In contrast to White Out, which operates in a highly pictorial way, the contours drawn with a permanent marker on white vinyl flooring are much more abstract. Yet they can also be read as an image, and once again it is concepts from nature that prompt a large spectrum of associations to circulate and remain active. Waves in their most diverse metaphorical varieties are intimated, whereby trompe l’oeil effects, which suggest an up-and-down sway, share equal footing with a more schematic implementation. The spectrum produced here is a broad one and runs from natural phenomena - like stretches of beach marked by tidal waves - to diagrammatic depictions of sound waves, shock waves or the markings of geographical elevations on maps, etc. Amazingly, all these images come to mind without any concrete pictorial concept being specifically sought after. On the contrary: all thematic associations are owed to nothing other than a relatively simple, formal, graphic concept that consists essentially in a semi-automatic repetition of the same. It is apparently not at all insignificant that the specific configuration of lines results from a personal drawing style in which manual discipline and an improvised stroke are skillfully alternated. In the end, however, the result is by and large derived from the work process itself, which adheres to a rule once it is set up. The starting point is the given architectural situation. Thus the lines in the salon of the Villa Zanders develop from following the ground plan from outside inwards with a marker pen, whereby protruding wall elements like fireplace, pilaster or radiator trigger the pulsation in the red lines. Heike Weber’s reaction to the classical Schinkel architecture of the Kunstverein Arnsberg, on the other hand, is diametrically opposed. Starting from the exact center of the building’s ground plan, which is not located within the exhibition rooms themselves, parallel lines expand concentrically outwards like growth rings spreading in waves from inside outwards. Since the five exhibition rooms are arranged around the stairwell in a squared u-form, the curvilinear course of the drawing ties the separate rooms together in a kind of semi-circle, thereby redefining the strict axial symmetry of the architecture.

The air on the ground is also very thin. In their seductive aesthetics Heike Weber’s line drawings pose the existential question: can we trust the ground we walk on? The ground is in actual fact the foundation for all our acts and determines every move we make and every experience we undergo.
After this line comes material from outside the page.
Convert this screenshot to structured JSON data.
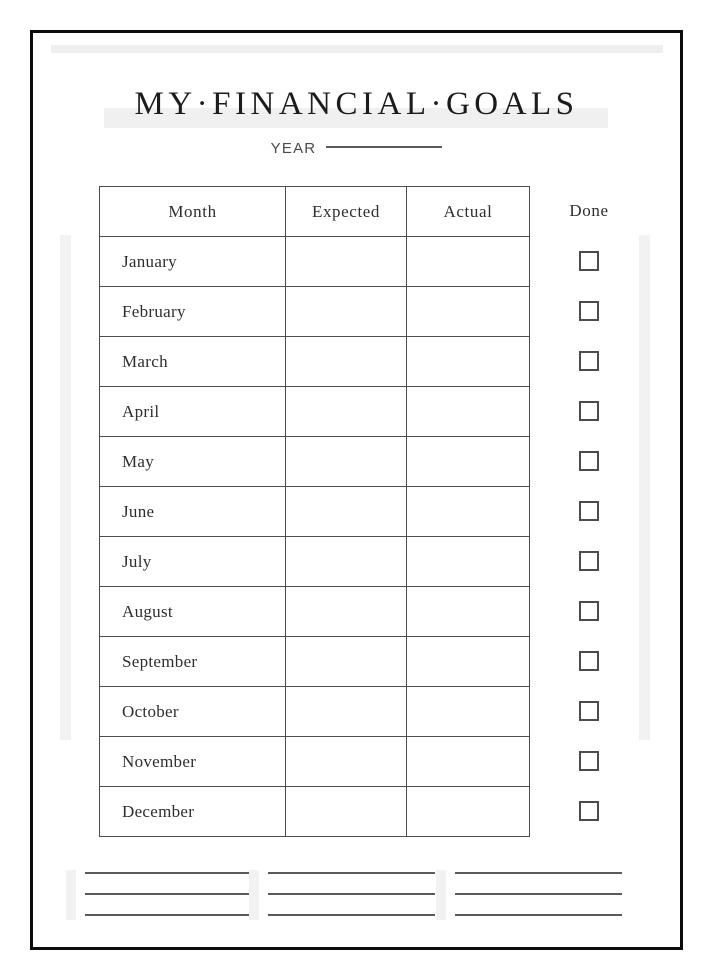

Yet Heike Weber’s interventions teach us: There is only a short distance between taking a step to being left hanging in the air. “If ground doesn’t only stand for the here-and-now but also for duration, it can still sway just as we sway on it,” as Steven Connor writes on the significance of the ground, of walking and standing in works by Samuel Beckett and Bruce Nauman.(3) And it is exactly in this sense that Heike Weber’s floor drawings prompt viewers to a perceptive self-reflection, to a test of one’s own groundedness, as is the case in White Out. As genuine site-specific works that are put in place at and for the respective site, the theme of Heike Weber’s floor drawings is the here-and-now. Although in actuality these are hand drawn and thus static artworks, each of necessity requires viewers who move within the work’s compass and who perceive how wobbly they themselves are. It is no accident that your gaze is directed at your respective standpoint and not at the room or walls. And what you see there leads less to a general questioning of the condition humaine or to the statement that human existence is absurd - as is the case with Beckett or Nauman - but to a very pointed subversion of everything that is immobile, stagnant, fixed.
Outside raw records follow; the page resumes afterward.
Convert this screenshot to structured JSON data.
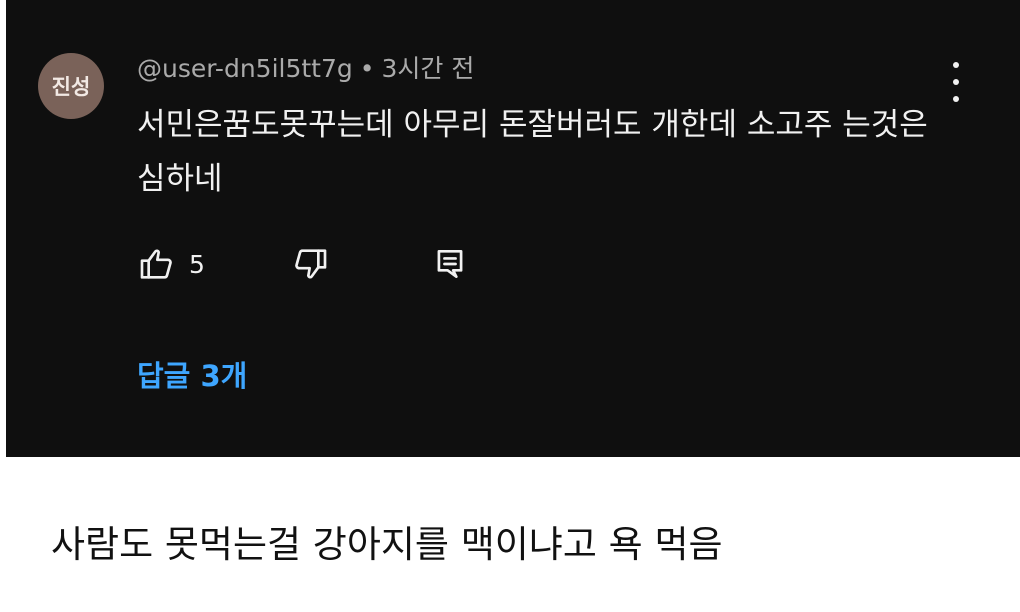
{
  "comment": {
    "avatar_text": "진성",
    "username": "@user-dn5il5tt7g",
    "separator": "•",
    "time": "3시간 전",
    "text": "서민은꿈도못꾸는데 아무리 돈잘버러도 개한데 소고주 는것은 심하네",
    "like_count": "5",
    "replies_label": "답글 3개",
    "icons": [
      "thumbs-up-icon",
      "thumbs-down-icon",
      "reply-icon",
      "more-vert-icon"
    ]
  },
  "caption": "사람도 못먹는걸 강아지를 맥이냐고 욕 먹음",
  "colors": {
    "panel_bg": "#0f0f0f",
    "page_bg": "#ffffff",
    "avatar_bg": "#7a6259",
    "link": "#3ea6ff",
    "meta": "#aaaaaa",
    "text": "#f1f1f1"
  }
}
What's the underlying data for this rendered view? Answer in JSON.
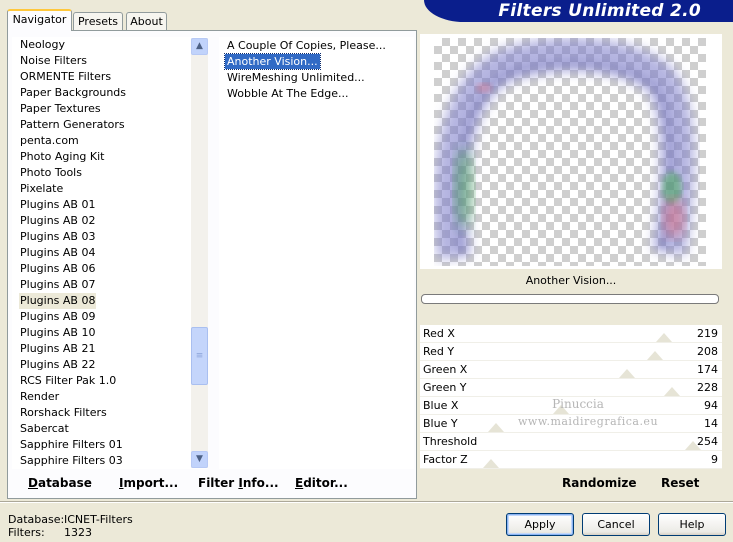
{
  "app": {
    "title": "Filters Unlimited 2.0"
  },
  "tabs": [
    {
      "label": "Navigator",
      "active": true
    },
    {
      "label": "Presets",
      "active": false
    },
    {
      "label": "About",
      "active": false
    }
  ],
  "categories": {
    "items": [
      "Neology",
      "Noise Filters",
      "ORMENTE Filters",
      "Paper Backgrounds",
      "Paper Textures",
      "Pattern Generators",
      "penta.com",
      "Photo Aging Kit",
      "Photo Tools",
      "Pixelate",
      "Plugins AB 01",
      "Plugins AB 02",
      "Plugins AB 03",
      "Plugins AB 04",
      "Plugins AB 06",
      "Plugins AB 07",
      "Plugins AB 08",
      "Plugins AB 09",
      "Plugins AB 10",
      "Plugins AB 21",
      "Plugins AB 22",
      "RCS Filter Pak 1.0",
      "Render",
      "Rorshack Filters",
      "Sabercat",
      "Sapphire Filters 01",
      "Sapphire Filters 03"
    ],
    "selected": "Plugins AB 08"
  },
  "filters": {
    "items": [
      "A Couple Of Copies, Please...",
      "Another Vision...",
      "WireMeshing Unlimited...",
      "Wobble At The Edge..."
    ],
    "selected": "Another Vision..."
  },
  "left_buttons": {
    "database": {
      "u": "D",
      "rest": "atabase"
    },
    "import": {
      "u": "I",
      "rest": "mport..."
    },
    "filter_info": {
      "pre": "Filter ",
      "u": "I",
      "rest": "nfo..."
    },
    "editor": {
      "u": "E",
      "rest": "ditor..."
    }
  },
  "preview": {
    "filter_name": "Another Vision...",
    "progress": 0
  },
  "sliders": [
    {
      "label": "Red X",
      "value": "219",
      "max": 255
    },
    {
      "label": "Red Y",
      "value": "208",
      "max": 255
    },
    {
      "label": "Green X",
      "value": "174",
      "max": 255
    },
    {
      "label": "Green Y",
      "value": "228",
      "max": 255
    },
    {
      "label": "Blue X",
      "value": "94",
      "max": 255
    },
    {
      "label": "Blue Y",
      "value": "14",
      "max": 255
    },
    {
      "label": "Threshold",
      "value": "254",
      "max": 255
    },
    {
      "label": "Factor Z",
      "value": "9",
      "max": 255
    }
  ],
  "watermark": {
    "line1": "Pinuccia",
    "line2": "www.maidiregrafica.eu"
  },
  "right_buttons": {
    "randomize": "Randomize",
    "reset": "Reset"
  },
  "status": {
    "database_label": "Database:",
    "database_value": "ICNET-Filters",
    "filters_label": "Filters:",
    "filters_value": "1323"
  },
  "dialog_buttons": {
    "apply": "Apply",
    "cancel": "Cancel",
    "help": "Help"
  },
  "colors": {
    "banner": "#0a1e8c",
    "selection": "#316ac5",
    "face": "#ece9d8"
  }
}
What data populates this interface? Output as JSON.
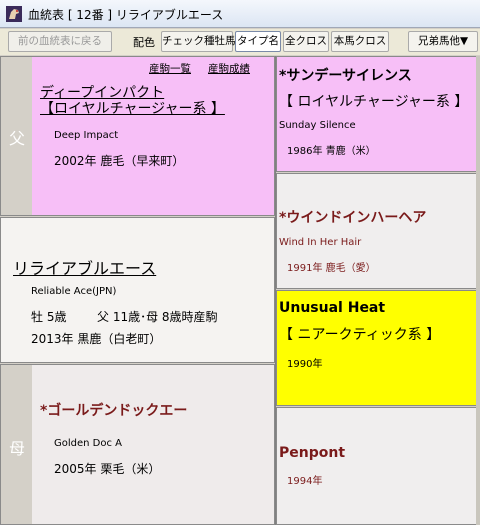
{
  "window": {
    "title": "血統表 [ 12番 ] リライアブルエース",
    "icon": "horse-icon"
  },
  "toolbar": {
    "back_label": "前の血統表に戻る",
    "color_label": "配色",
    "check_sire_label": "チェック種牡馬",
    "type_name_label": "タイプ名",
    "all_cross_label": "全クロス",
    "main_cross_label": "本馬クロス",
    "siblings_label": "兄弟馬他▼"
  },
  "sire": {
    "side_label": "父",
    "links": {
      "produce_list": "産駒一覧",
      "produce_record": "産駒成績"
    },
    "name": "ディープインパクト",
    "line": "【ロイヤルチャージャー系 】",
    "english": "Deep Impact",
    "birth": "2002年 鹿毛（早来町）",
    "bg": "#f7bff7"
  },
  "horse": {
    "name": "リライアブルエース",
    "english": "Reliable Ace(JPN)",
    "sex_age": "牡 5歳",
    "parents_age": "父 11歳･母 8歳時産駒",
    "birth": "2013年 黒鹿（白老町）",
    "bg": "#f5f3f1"
  },
  "dam": {
    "side_label": "母",
    "name": "*ゴールデンドックエー",
    "english": "Golden Doc A",
    "birth": "2005年 栗毛（米）",
    "bg": "#efebeb"
  },
  "ancestors": [
    {
      "name": "*サンデーサイレンス",
      "line": "【 ロイヤルチャージャー系 】",
      "english": "Sunday Silence",
      "birth": "1986年 青鹿（米）",
      "bg": "#f7bff7"
    },
    {
      "name": "*ウインドインハーヘア",
      "line": "",
      "english": "Wind In Her Hair",
      "birth": "1991年 鹿毛（愛）",
      "bg": "#f0eeee"
    },
    {
      "name": "Unusual Heat",
      "line": "【 ニアークティック系 】",
      "english": "",
      "birth": "1990年",
      "bg": "#ffff00"
    },
    {
      "name": "Penpont",
      "line": "",
      "english": "",
      "birth": "1994年",
      "bg": "#f0eeee"
    }
  ]
}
Vienna, October 2000


1 Cf. here Antonia Hoerschelmann, “Über Zeichnung, graphische Sammlungen and den erweiterten Kunstbegriff” in: Die Kunst der Linie. Möglichkeiten des Graphischen, Landesgalerie Oberösterreich, Linz (1999) pp 21-25.

2 Ernst E. Gombrich, “Kunst und Kunstgelehrten” in: Meditationen über ein Steckenpferd. Über die Wurzeln und der Kunst, Frankfurt/M (1973) p 199.
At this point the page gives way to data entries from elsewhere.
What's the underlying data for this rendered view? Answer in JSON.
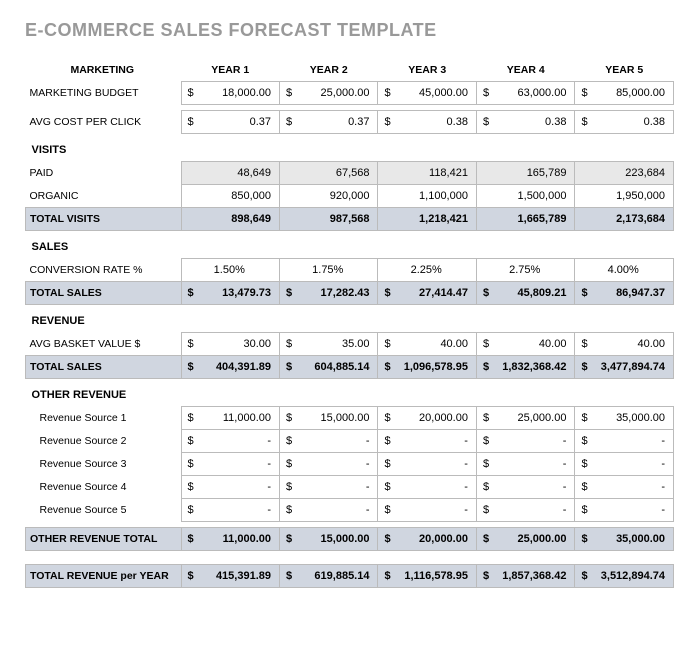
{
  "title": "E-COMMERCE SALES FORECAST TEMPLATE",
  "years": [
    "YEAR 1",
    "YEAR 2",
    "YEAR 3",
    "YEAR 4",
    "YEAR 5"
  ],
  "sections": {
    "marketing": {
      "label": "MARKETING",
      "rows": {
        "budget": {
          "label": "MARKETING BUDGET",
          "currency": "$",
          "values": [
            "18,000.00",
            "25,000.00",
            "45,000.00",
            "63,000.00",
            "85,000.00"
          ]
        },
        "cpc": {
          "label": "AVG COST PER CLICK",
          "currency": "$",
          "values": [
            "0.37",
            "0.37",
            "0.38",
            "0.38",
            "0.38"
          ]
        }
      }
    },
    "visits": {
      "label": "VISITS",
      "rows": {
        "paid": {
          "label": "PAID",
          "values": [
            "48,649",
            "67,568",
            "118,421",
            "165,789",
            "223,684"
          ]
        },
        "organic": {
          "label": "ORGANIC",
          "values": [
            "850,000",
            "920,000",
            "1,100,000",
            "1,500,000",
            "1,950,000"
          ]
        }
      },
      "total": {
        "label": "TOTAL VISITS",
        "values": [
          "898,649",
          "987,568",
          "1,218,421",
          "1,665,789",
          "2,173,684"
        ]
      }
    },
    "sales": {
      "label": "SALES",
      "rows": {
        "conv": {
          "label": "CONVERSION RATE %",
          "values": [
            "1.50%",
            "1.75%",
            "2.25%",
            "2.75%",
            "4.00%"
          ]
        }
      },
      "total": {
        "label": "TOTAL SALES",
        "currency": "$",
        "values": [
          "13,479.73",
          "17,282.43",
          "27,414.47",
          "45,809.21",
          "86,947.37"
        ]
      }
    },
    "revenue": {
      "label": "REVENUE",
      "rows": {
        "basket": {
          "label": "AVG BASKET VALUE $",
          "currency": "$",
          "values": [
            "30.00",
            "35.00",
            "40.00",
            "40.00",
            "40.00"
          ]
        }
      },
      "total": {
        "label": "TOTAL SALES",
        "currency": "$",
        "values": [
          "404,391.89",
          "604,885.14",
          "1,096,578.95",
          "1,832,368.42",
          "3,477,894.74"
        ]
      }
    },
    "other": {
      "label": "OTHER REVENUE",
      "rows": [
        {
          "label": "Revenue Source 1",
          "currency": "$",
          "values": [
            "11,000.00",
            "15,000.00",
            "20,000.00",
            "25,000.00",
            "35,000.00"
          ]
        },
        {
          "label": "Revenue Source 2",
          "currency": "$",
          "values": [
            "-",
            "-",
            "-",
            "-",
            "-"
          ]
        },
        {
          "label": "Revenue Source 3",
          "currency": "$",
          "values": [
            "-",
            "-",
            "-",
            "-",
            "-"
          ]
        },
        {
          "label": "Revenue Source 4",
          "currency": "$",
          "values": [
            "-",
            "-",
            "-",
            "-",
            "-"
          ]
        },
        {
          "label": "Revenue Source 5",
          "currency": "$",
          "values": [
            "-",
            "-",
            "-",
            "-",
            "-"
          ]
        }
      ],
      "total": {
        "label": "OTHER REVENUE TOTAL",
        "currency": "$",
        "values": [
          "11,000.00",
          "15,000.00",
          "20,000.00",
          "25,000.00",
          "35,000.00"
        ]
      }
    },
    "final": {
      "label": "TOTAL REVENUE per YEAR",
      "currency": "$",
      "values": [
        "415,391.89",
        "619,885.14",
        "1,116,578.95",
        "1,857,368.42",
        "3,512,894.74"
      ]
    }
  }
}
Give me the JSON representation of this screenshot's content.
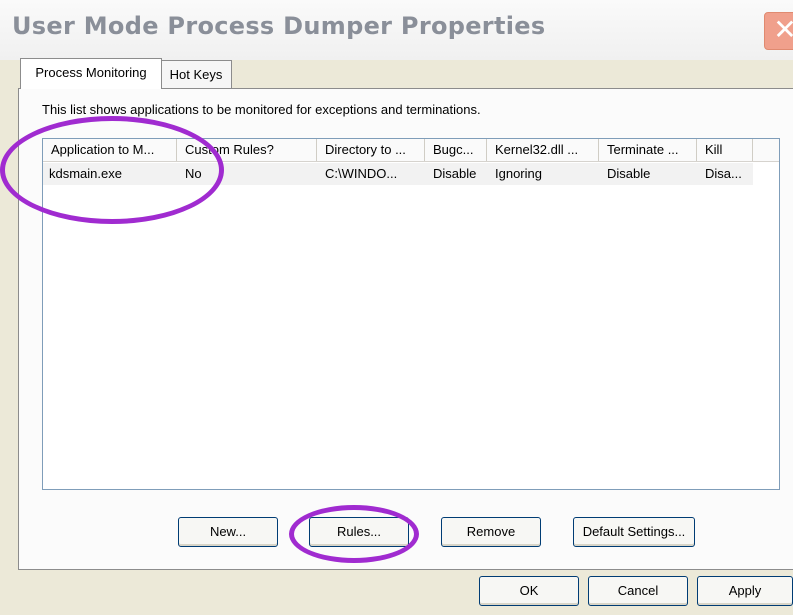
{
  "window": {
    "title": "User Mode Process Dumper Properties",
    "close_glyph": "✕"
  },
  "tabs": [
    {
      "label": "Process Monitoring",
      "active": true
    },
    {
      "label": "Hot Keys",
      "active": false
    }
  ],
  "description": "This list shows applications to be monitored for exceptions and terminations.",
  "list": {
    "columns": [
      "Application to M...",
      "Custom Rules?",
      "Directory to ...",
      "Bugc...",
      "Kernel32.dll ...",
      "Terminate ...",
      "Kill"
    ],
    "rows": [
      [
        "kdsmain.exe",
        "No",
        "C:\\WINDO...",
        "Disable",
        "Ignoring",
        "Disable",
        "Disa..."
      ]
    ]
  },
  "panel_buttons": {
    "new": "New...",
    "rules": "Rules...",
    "remove": "Remove",
    "default_settings": "Default Settings..."
  },
  "dialog_buttons": {
    "ok": "OK",
    "cancel": "Cancel",
    "apply": "Apply"
  },
  "colors": {
    "annotation": "#a02bd0",
    "dialog_bg": "#ece9d8",
    "title_text": "#8a8f99"
  }
}
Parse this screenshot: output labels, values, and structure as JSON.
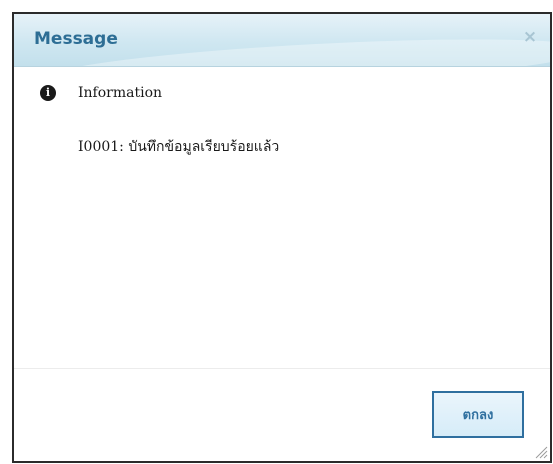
{
  "dialog": {
    "title": "Message",
    "close_glyph": "×",
    "info": {
      "icon": "info-circle-icon",
      "label": "Information"
    },
    "message": "I0001: บันทึกข้อมูลเรียบร้อยแล้ว",
    "ok_label": "ตกลง"
  },
  "colors": {
    "title_text": "#2d6e95",
    "button_border": "#2f6f9f"
  }
}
3 Steven Connor, “Auf schwankenden Boden” in: Samuel Beckett - Bruce Naumann, Kunsthalle Wien (2000) p 83.